## Brief
For the data that follows, report how many lines contain the word "into", and nothing else.

(Items from a data source)
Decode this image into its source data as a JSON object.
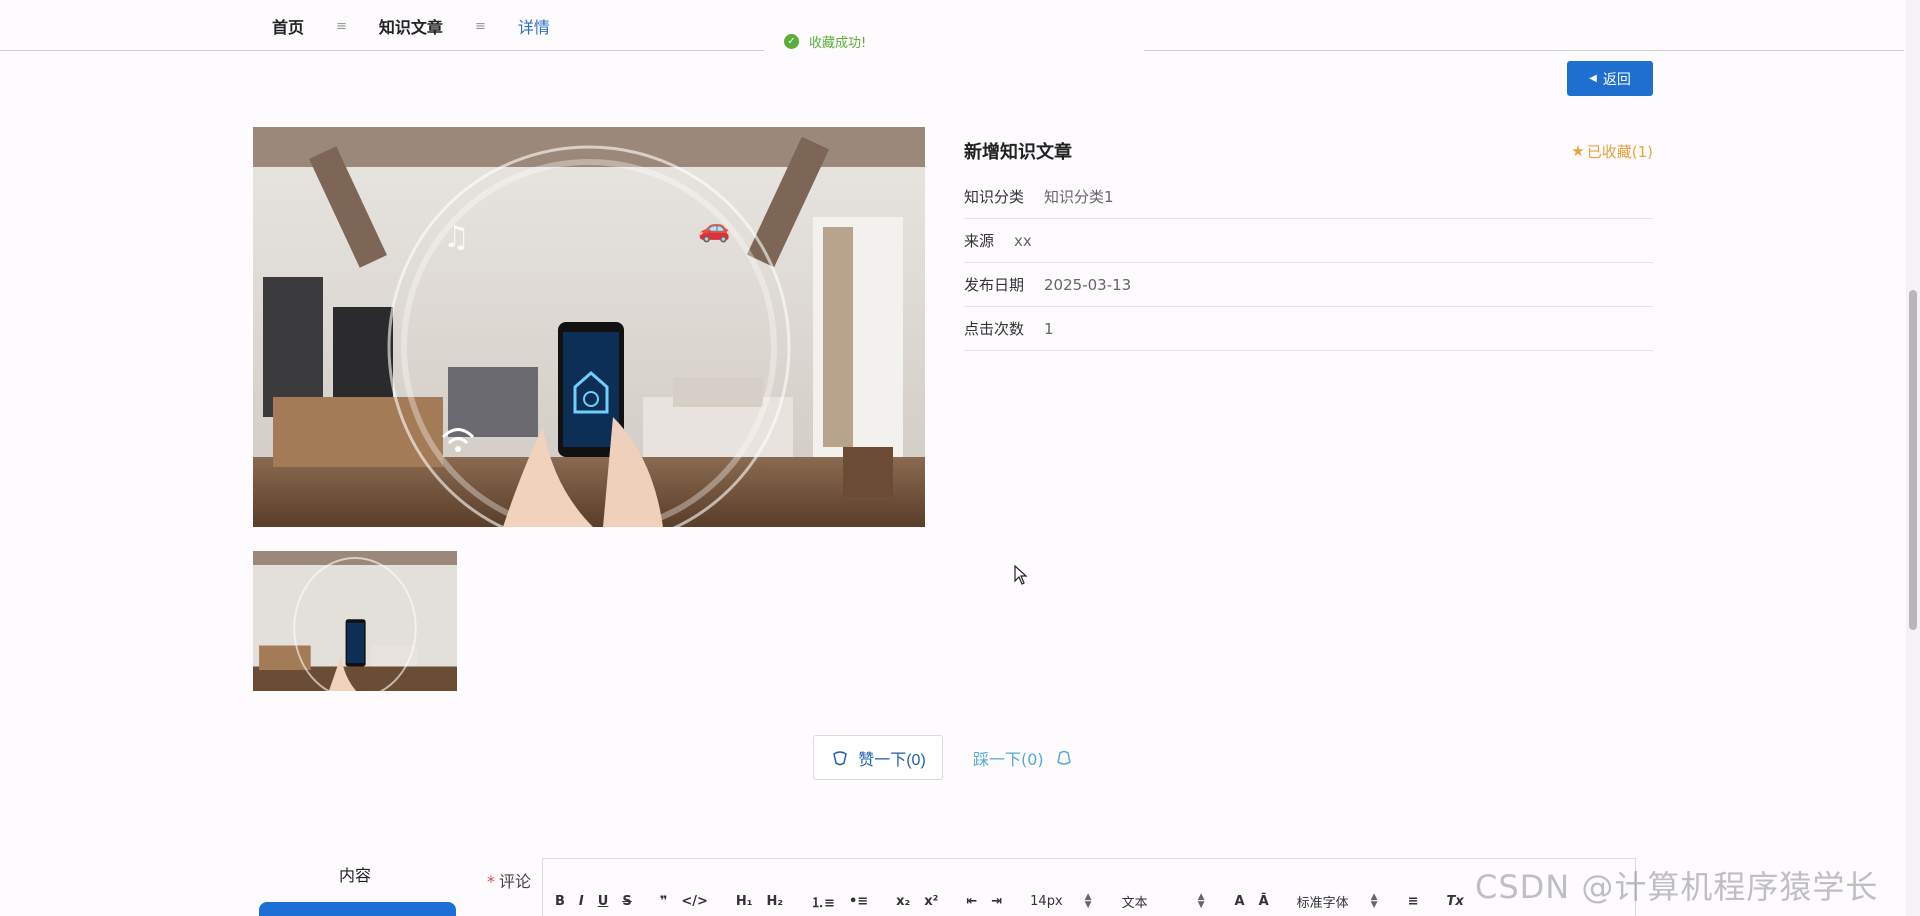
{
  "breadcrumb": {
    "items": [
      {
        "label": "首页"
      },
      {
        "label": "知识文章"
      },
      {
        "label": "详情"
      }
    ],
    "separator": "≡"
  },
  "toast": {
    "message": "收藏成功!"
  },
  "back_button": {
    "label": "返回"
  },
  "article": {
    "title": "新增知识文章",
    "favorite_label": "已收藏(1)",
    "fields": [
      {
        "key": "知识分类",
        "value": "知识分类1"
      },
      {
        "key": "来源",
        "value": "xx"
      },
      {
        "key": "发布日期",
        "value": "2025-03-13"
      },
      {
        "key": "点击次数",
        "value": "1"
      }
    ]
  },
  "actions": {
    "like_label": "赞一下(0)",
    "dislike_label": "踩一下(0)"
  },
  "content_tab": {
    "label": "内容"
  },
  "comment": {
    "required_mark": "*",
    "label": "评论",
    "toolbar": {
      "bold": "B",
      "italic": "I",
      "underline": "U",
      "strike": "S",
      "blockquote": "❞",
      "code": "</>",
      "h1": "H₁",
      "h2": "H₂",
      "ordered_list": "⒈≡",
      "bullet_list": "•≡",
      "subscript": "x₂",
      "superscript": "x²",
      "outdent": "⇤",
      "indent": "⇥",
      "font_size": "14px",
      "text_style": "文本",
      "font_color": "A",
      "background": "Ā",
      "font_family": "标准字体",
      "align": "≡",
      "clear_format": "Tx"
    }
  },
  "watermark": "CSDN @计算机程序猿学长",
  "colors": {
    "primary": "#1f6fd1",
    "favorite": "#e8a33b",
    "success": "#5bae3c",
    "link": "#2d6fc4"
  }
}
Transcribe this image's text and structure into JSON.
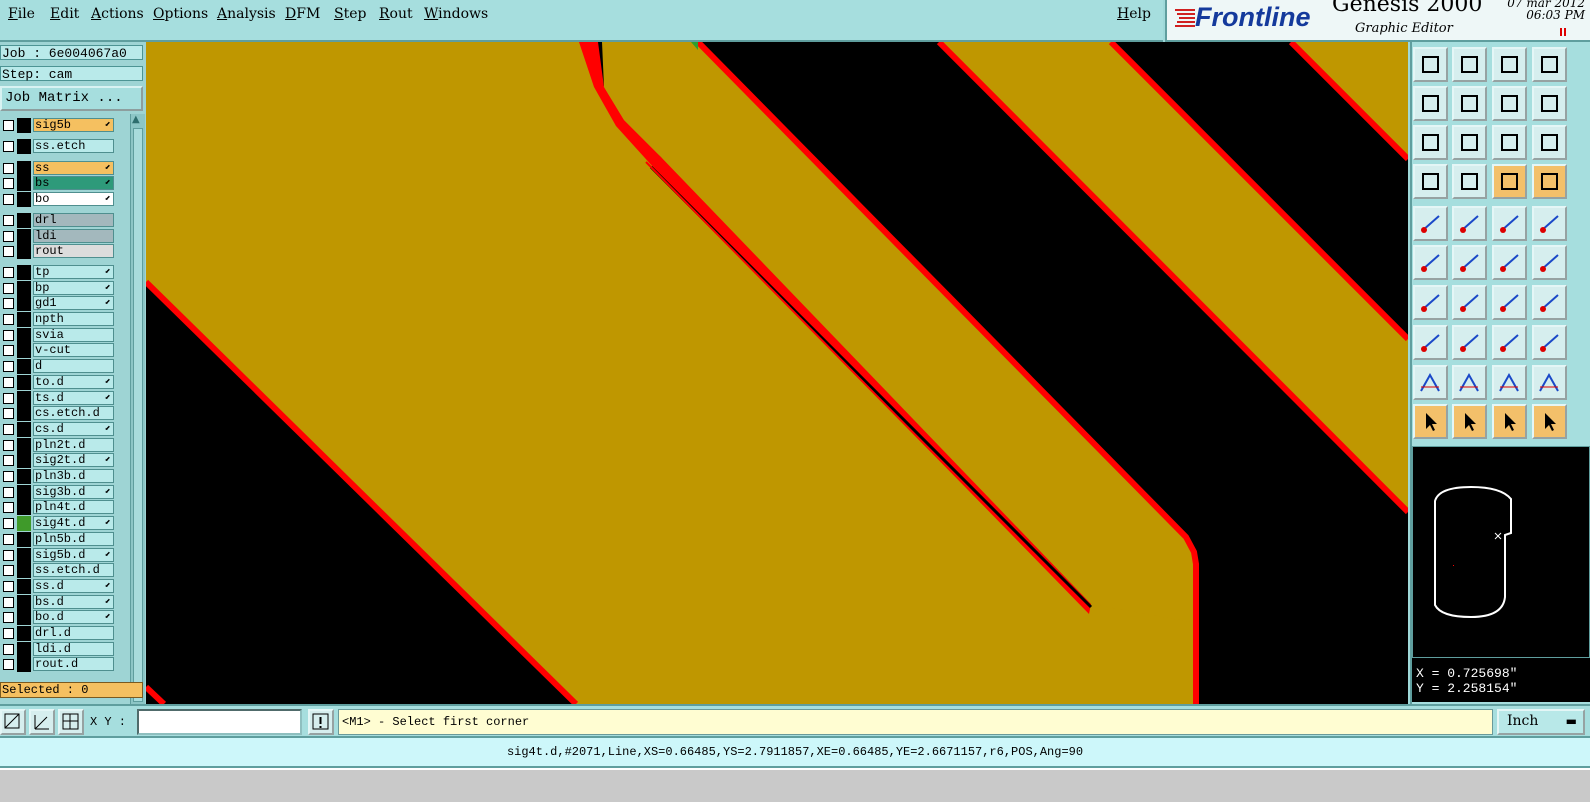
{
  "menu": [
    "File",
    "Edit",
    "Actions",
    "Options",
    "Analysis",
    "DFM",
    "Step",
    "Rout",
    "Windows"
  ],
  "help": "Help",
  "brand": {
    "logo": "Frontline",
    "product": "Genesis 2000",
    "subtitle": "Graphic Editor",
    "date": "07 mar 2012",
    "time": "06:03 PM"
  },
  "job": {
    "job_label": "Job : 6e004067a0",
    "step_label": "Step: cam",
    "matrix_button": "Job Matrix ..."
  },
  "layers": [
    {
      "name": "sig5b",
      "bg": "#f5c060",
      "arrow": true,
      "col": "#000000"
    },
    {
      "name": "ss.etch",
      "bg": "#b9eaea",
      "arrow": false,
      "col": "#000000"
    },
    {
      "name": "ss",
      "bg": "#f5c060",
      "arrow": true,
      "col": "#000000"
    },
    {
      "name": "bs",
      "bg": "#2e9a7a",
      "arrow": true,
      "col": "#000000"
    },
    {
      "name": "bo",
      "bg": "#ffffff",
      "arrow": true,
      "col": "#000000"
    },
    {
      "name": "drl",
      "bg": "#a3b8bd",
      "arrow": false,
      "col": "#000000"
    },
    {
      "name": "ldi",
      "bg": "#a3b8bd",
      "arrow": false,
      "col": "#000000"
    },
    {
      "name": "rout",
      "bg": "#dcdcdc",
      "arrow": false,
      "col": "#000000"
    },
    {
      "name": "tp",
      "bg": "#b9eaea",
      "arrow": true,
      "col": "#000000"
    },
    {
      "name": "bp",
      "bg": "#b9eaea",
      "arrow": true,
      "col": "#000000"
    },
    {
      "name": "gd1",
      "bg": "#b9eaea",
      "arrow": true,
      "col": "#000000"
    },
    {
      "name": "npth",
      "bg": "#b9eaea",
      "arrow": false,
      "col": "#000000"
    },
    {
      "name": "svia",
      "bg": "#b9eaea",
      "arrow": false,
      "col": "#000000"
    },
    {
      "name": "v-cut",
      "bg": "#b9eaea",
      "arrow": false,
      "col": "#000000"
    },
    {
      "name": "d",
      "bg": "#b9eaea",
      "arrow": false,
      "col": "#000000"
    },
    {
      "name": "to.d",
      "bg": "#b9eaea",
      "arrow": true,
      "col": "#000000"
    },
    {
      "name": "ts.d",
      "bg": "#b9eaea",
      "arrow": true,
      "col": "#000000"
    },
    {
      "name": "cs.etch.d",
      "bg": "#b9eaea",
      "arrow": false,
      "col": "#000000"
    },
    {
      "name": "cs.d",
      "bg": "#b9eaea",
      "arrow": true,
      "col": "#000000"
    },
    {
      "name": "pln2t.d",
      "bg": "#b9eaea",
      "arrow": false,
      "col": "#000000"
    },
    {
      "name": "sig2t.d",
      "bg": "#b9eaea",
      "arrow": true,
      "col": "#000000"
    },
    {
      "name": "pln3b.d",
      "bg": "#b9eaea",
      "arrow": false,
      "col": "#000000"
    },
    {
      "name": "sig3b.d",
      "bg": "#b9eaea",
      "arrow": true,
      "col": "#000000"
    },
    {
      "name": "pln4t.d",
      "bg": "#b9eaea",
      "arrow": false,
      "col": "#000000"
    },
    {
      "name": "sig4t.d",
      "bg": "#b9eaea",
      "arrow": true,
      "col": "#3f9a2a"
    },
    {
      "name": "pln5b.d",
      "bg": "#b9eaea",
      "arrow": false,
      "col": "#000000"
    },
    {
      "name": "sig5b.d",
      "bg": "#b9eaea",
      "arrow": true,
      "col": "#000000"
    },
    {
      "name": "ss.etch.d",
      "bg": "#b9eaea",
      "arrow": false,
      "col": "#000000"
    },
    {
      "name": "ss.d",
      "bg": "#b9eaea",
      "arrow": true,
      "col": "#000000"
    },
    {
      "name": "bs.d",
      "bg": "#b9eaea",
      "arrow": true,
      "col": "#000000"
    },
    {
      "name": "bo.d",
      "bg": "#b9eaea",
      "arrow": true,
      "col": "#000000"
    },
    {
      "name": "drl.d",
      "bg": "#b9eaea",
      "arrow": false,
      "col": "#000000"
    },
    {
      "name": "ldi.d",
      "bg": "#b9eaea",
      "arrow": false,
      "col": "#000000"
    },
    {
      "name": "rout.d",
      "bg": "#b9eaea",
      "arrow": false,
      "col": "#000000"
    }
  ],
  "selected": "Selected : 0",
  "coords": {
    "x": "X = 0.725698\"",
    "y": "Y = 2.258154\""
  },
  "cmd": {
    "xy_label": "X Y :",
    "message": "<M1> - Select first corner",
    "units": "Inch"
  },
  "status": "sig4t.d,#2071,Line,XS=0.66485,YS=2.7911857,XE=0.66485,YE=2.6671157,r6,POS,Ang=90",
  "colors": {
    "copper": "#bf9700",
    "highlight": "#ff0000",
    "background": "#000000"
  }
}
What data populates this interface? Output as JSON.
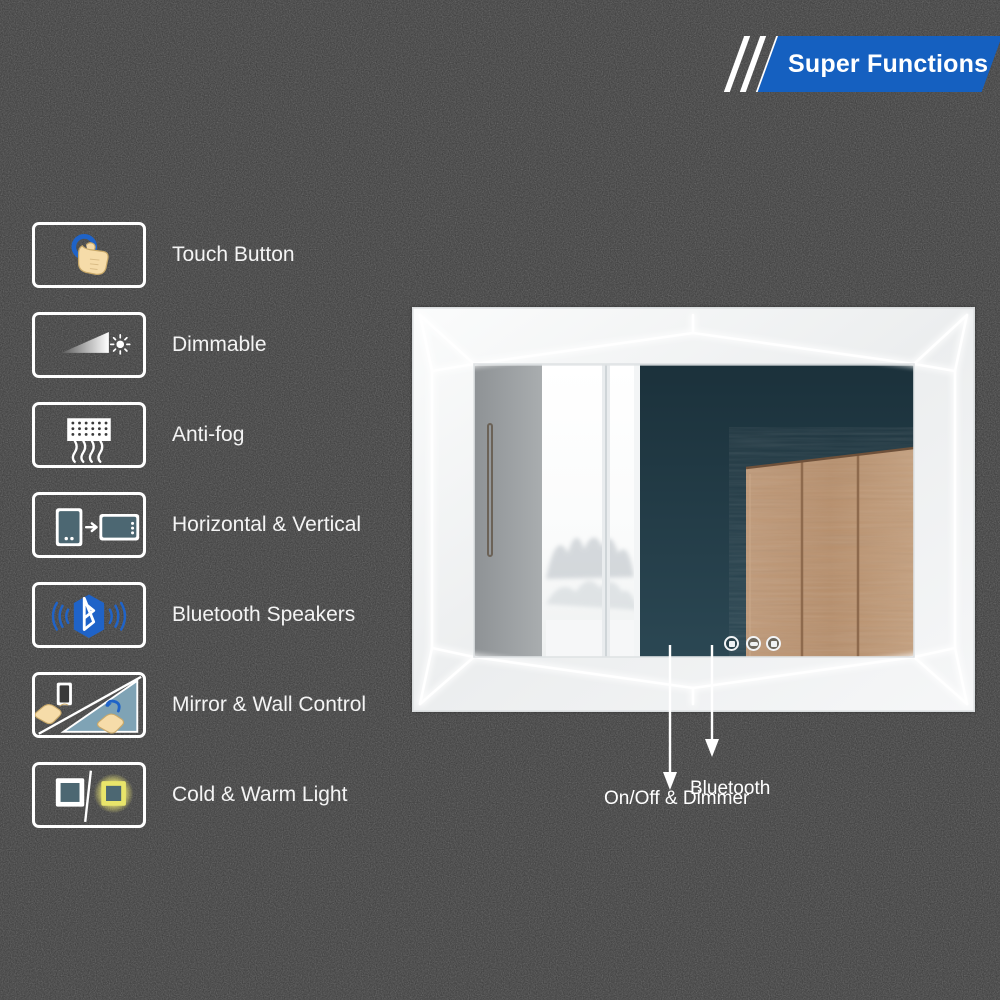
{
  "banner": {
    "title": "Super Functions",
    "accent_color": "#1560c0",
    "stripe_color": "#ffffff",
    "stripe_count": 3
  },
  "background": {
    "color": "#3a3a3a",
    "texture": "noise"
  },
  "features": [
    {
      "label": "Touch Button",
      "icon": "touch-button-icon"
    },
    {
      "label": "Dimmable",
      "icon": "dimmable-icon"
    },
    {
      "label": "Anti-fog",
      "icon": "anti-fog-icon"
    },
    {
      "label": "Horizontal & Vertical",
      "icon": "horizontal-vertical-icon"
    },
    {
      "label": "Bluetooth Speakers",
      "icon": "bluetooth-speaker-icon"
    },
    {
      "label": "Mirror & Wall Control",
      "icon": "mirror-wall-control-icon"
    },
    {
      "label": "Cold & Warm Light",
      "icon": "cold-warm-light-icon"
    }
  ],
  "product": {
    "type": "led-bathroom-mirror",
    "frame_color": "#f2f3f4",
    "led_color": "#ffffff",
    "reflection": {
      "scene": "bathroom interior reflection",
      "elements": [
        {
          "name": "gray-door-panel",
          "color": "#9a9ea1"
        },
        {
          "name": "window-with-snow",
          "color": "#fbfbfb"
        },
        {
          "name": "dark-teal-wall",
          "color": "#223740"
        },
        {
          "name": "wood-panels",
          "color": "#bb9272",
          "count": 3
        }
      ]
    },
    "touch_buttons": [
      {
        "name": "on-off-dimmer-button",
        "symbol": "power"
      },
      {
        "name": "anti-fog-button",
        "symbol": "defog"
      },
      {
        "name": "bluetooth-button",
        "symbol": "bluetooth"
      }
    ]
  },
  "callouts": [
    {
      "label": "Bluetooth",
      "target": "bluetooth-button"
    },
    {
      "label": "On/Off & Dimmer",
      "target": "on-off-dimmer-button"
    }
  ]
}
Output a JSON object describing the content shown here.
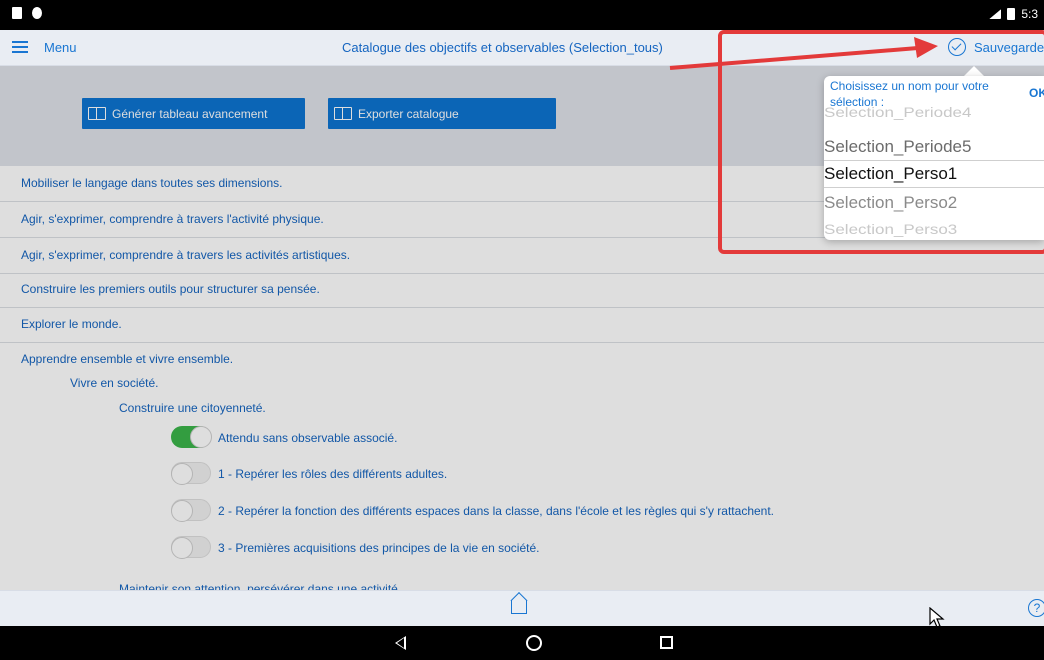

## Result for this exercise
2